Our Mission Operations Field Engineers have traveled the world over to send Wave Gliders on voyages from small villages north of the Arctic Circle, to islands infamous for crew mutiny, to the white shark patrolled waters off South Africa. Here, we share three missions that required rising to the challenge in a new way.
Back in April of 2010, BP was faced with one of the biggest industrial oil spills in history. Located in the Gulf of Mexico at the Macondo Prospect, an oil rig explosion and subsea blowout resulted in 4.9 million barrels of oil released into the Gulf. BP, the US Government and local communities began a massive response to protect the environment and ecosystem from this disaster.
As part of BP’s multi-faceted response and long-term monitoring effort, they deployed four Wave Gliders to detect the presence of oil and to continuously measure water quality, including trace amounts of dispersed oil. Additionally, the Wave Gliders used acoustic sensors to monitor marine mammal activity.
Working around the clock, Senior Field Engineer Dustin Boettcher integrated sensors and deployed the Wave Gliders to collect data for baseline studies. These studies measured loop currents for mapping support, collected metocean data, measured hydrocarbons in seawater to detect chlorophyll and algal blooms and used Passive Marine Acoustics (PMA) for marine mammal monitoring. This information provided BP critical real-time insight to water quality as well to the health of the ecosystem.
During this six-month mission, Wave Gliders equipped operated successfully and safely through the most challenging areas and along the fragile coastlines. Together, the Wave Gliders along with Dustin’s expertise and mission planning resulted in the collection and transmission of an amazing amount of data and nautical miles traveled. The tallies were 8,669 nautical miles, 2.1M fluorometer points, 132,930 weather points, 78,759 ocean currents points, 2.56GB of acoustic data and 9,576 hours of Wave Gliders at sea.

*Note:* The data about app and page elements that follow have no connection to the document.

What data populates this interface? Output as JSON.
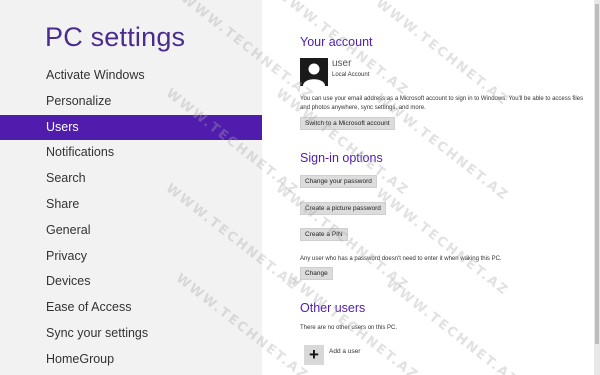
{
  "left": {
    "title": "PC settings",
    "nav_items": [
      {
        "label": "Activate Windows"
      },
      {
        "label": "Personalize"
      },
      {
        "label": "Users"
      },
      {
        "label": "Notifications"
      },
      {
        "label": "Search"
      },
      {
        "label": "Share"
      },
      {
        "label": "General"
      },
      {
        "label": "Privacy"
      },
      {
        "label": "Devices"
      },
      {
        "label": "Ease of Access"
      },
      {
        "label": "Sync your settings"
      },
      {
        "label": "HomeGroup"
      }
    ],
    "selected": "Users"
  },
  "account": {
    "section_title": "Your account",
    "user_name": "user",
    "account_type": "Local Account",
    "description": "You can use your email address as a Microsoft account to sign in to Windows. You'll be able to access files and photos anywhere, sync settings, and more.",
    "switch_button": "Switch to a Microsoft account"
  },
  "signin": {
    "section_title": "Sign-in options",
    "change_password_button": "Change your password",
    "picture_password_button": "Create a picture password",
    "pin_button": "Create a PIN",
    "wake_text": "Any user who has a password doesn't need to enter it when waking this PC.",
    "change_button": "Change"
  },
  "other_users": {
    "section_title": "Other users",
    "empty_text": "There are no other users on this PC.",
    "add_icon": "+",
    "add_label": "Add a user"
  },
  "watermark": "WWW.TECHNET.AZ",
  "colors": {
    "accent": "#4f1cae",
    "title": "#4b2c8e",
    "left_background": "#f2f2f2"
  }
}
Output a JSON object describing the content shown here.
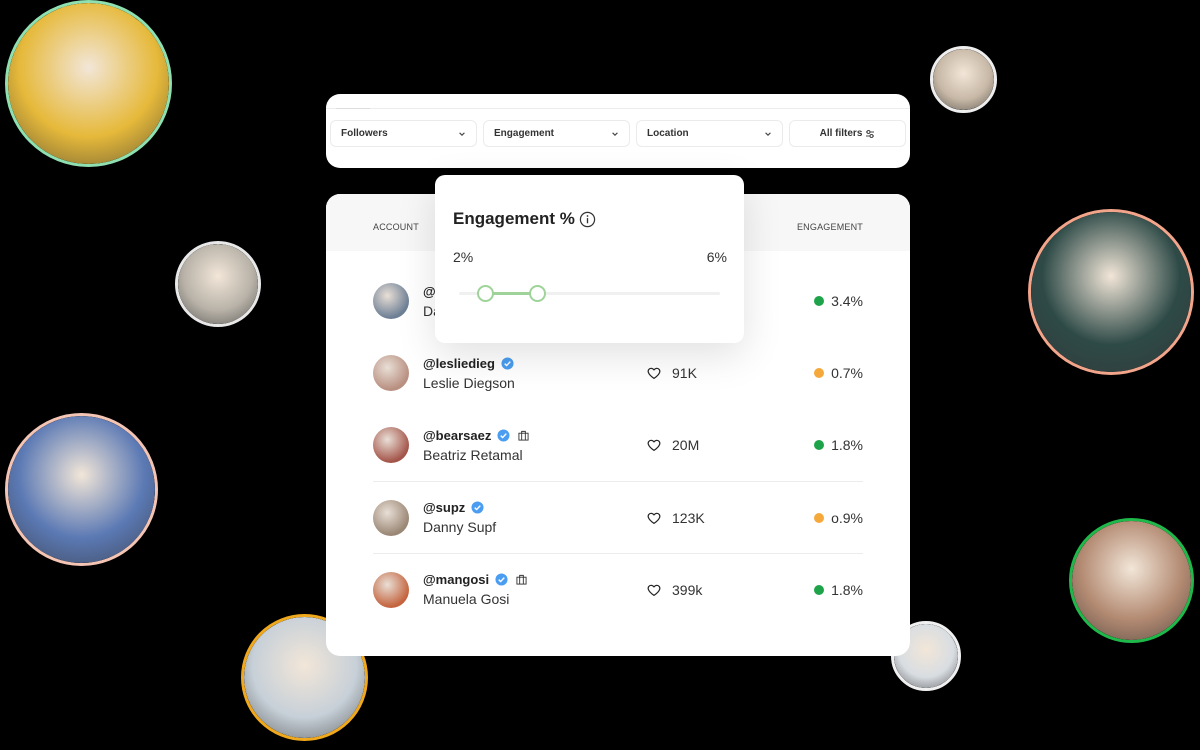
{
  "filters": {
    "items": [
      {
        "label": "Followers"
      },
      {
        "label": "Engagement"
      },
      {
        "label": "Location"
      }
    ],
    "all_filters_label": "All filters"
  },
  "table": {
    "headers": {
      "account": "ACCOUNT",
      "engagement": "ENGAGEMENT"
    },
    "rows": [
      {
        "handle": "@",
        "name": "Da",
        "verified": false,
        "business": false,
        "followers": "",
        "engagement": "3.4%",
        "status": "good",
        "avatar_color": "#6d7f95"
      },
      {
        "handle": "@lesliedieg",
        "name": "Leslie Diegson",
        "verified": true,
        "business": false,
        "followers": "91K",
        "engagement": "0.7%",
        "status": "low",
        "avatar_color": "#b88f80"
      },
      {
        "handle": "@bearsaez",
        "name": "Beatriz Retamal",
        "verified": true,
        "business": true,
        "followers": "20M",
        "engagement": "1.8%",
        "status": "good",
        "avatar_color": "#a4554a"
      },
      {
        "handle": "@supz",
        "name": "Danny Supf",
        "verified": true,
        "business": false,
        "followers": "123K",
        "engagement": "o.9%",
        "status": "low",
        "avatar_color": "#9a8775"
      },
      {
        "handle": "@mangosi",
        "name": "Manuela Gosi",
        "verified": true,
        "business": true,
        "followers": "399k",
        "engagement": "1.8%",
        "status": "good",
        "avatar_color": "#c4643e"
      }
    ]
  },
  "popover": {
    "title": "Engagement %",
    "min_label": "2%",
    "max_label": "6%",
    "range_low_fraction": 0.1,
    "range_high_fraction": 0.3
  },
  "colors": {
    "good": "#1fa34a",
    "low": "#f6a93b",
    "verified": "#4a9df0",
    "slider": "#9fd39a"
  },
  "floating_avatars": [
    {
      "id": "top-left",
      "ring": "#8ee0b0",
      "fill": "#e6b93a"
    },
    {
      "id": "mid-left",
      "ring": "#e8e8e8",
      "fill": "#b8b2a8"
    },
    {
      "id": "left",
      "ring": "#f4c4b4",
      "fill": "#5b79b4"
    },
    {
      "id": "bottom-left",
      "ring": "#f0a81c",
      "fill": "#c7d0d8"
    },
    {
      "id": "top-right-small",
      "ring": "#eeeeee",
      "fill": "#c7b8a6"
    },
    {
      "id": "right",
      "ring": "#f2a58a",
      "fill": "#2e4a47"
    },
    {
      "id": "bottom-right",
      "ring": "#1fb84a",
      "fill": "#b38a72"
    },
    {
      "id": "bottom-center-small",
      "ring": "#f0f0f0",
      "fill": "#d8dde2"
    }
  ]
}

Traveling around the globe, Danny Merritt, one of our senior field support engineers, is an expert on supporting remote locations. He’s calibrated compasses on the Wave Glider in locations like Barrow, Alaska, captured Wave Gliders transiting shipboard through the Suez Canal on their way to a large fleet deployment, worked from field sites throughout Japan, and supported scientific missions off the coast of South Africa.
One of his most challenging assignments was to journey to the Pitcairn Islands, home to the Mutiny on the Bounty. Along with this notoriety, the Pitcairn Islands is home to the UK’s largest marine protected area. Just south of the Tropic of Capricorn in the French Polynesian Islands, this 834,334 square kilometer (322,138 sq mi) marine preserve is one of the world’s most pristine ocean habitats. It’s home to fish and fauna not found anywhere else in the world, and at risk due to illegal fishing. How do you protect this habitat when you’re the farthest point from land and in the middle of the Pacific Ocean? A place where ships depart only every three months? Answer: use Wave Gliders to detect suspicious ships entering the MPA. Working with the UK’s Foreign and Commonwealth Office, we sent a Wave Glider for a four-month surveillance mission of the Pitcairn Islands. Rising to the challenge, Danny was instrumental in working with the local authorities and our partners to plan and execute this mission.
After successfully completing its mission, the Wave Glider swam more than 2,808 nautical miles (5200 km) — through strong equatorial currents, doldrums, and challenging sea states — back to port in Hawaii. Along the way, it collected 9,516 measurements of meteorological, oceanographic, and marine biodiversity data over expanses rarely traveled. Altogether, the Wave Glider was continuously at sea, untouched, for 213 days while traveling a total of 7,205 nautical miles (13,344 km).
Teaming with Dr. Eric Terrill of Scripps Institution of Oceanography, we journeyed to Iceland to deploy our next generation Wave Glider prototype for testing in an extreme environment. For those unfamiliar with the geography, Iceland is at the juncture of North Atlantic and Arctic Oceans and south of the Arctic Circle. Some of the most treacherous ocean conditions exist off the coast with sustained high sea states and strong currents. In the winter months, this is the perfect location to test how our platform performs for extended periods in ocean conditions with sea states as high as 8 and 9. A monumental challenge.
Our challenge was to design for an environment that’s so inhospitable there is no data characterizing the operating conditions. We had plan for the worst corner case and double it. Working with Scripps and Engineering, our Mission Services team worked on a detailed mission plan, outlining and creating plans with contingency plans to address the extreme operational conditions. In the end, we learned a lot, made adjustments and conducted more testing to achieve mission success.
Time and again, we count on our Mission Services team to rise to the challenge and help ensure mission success.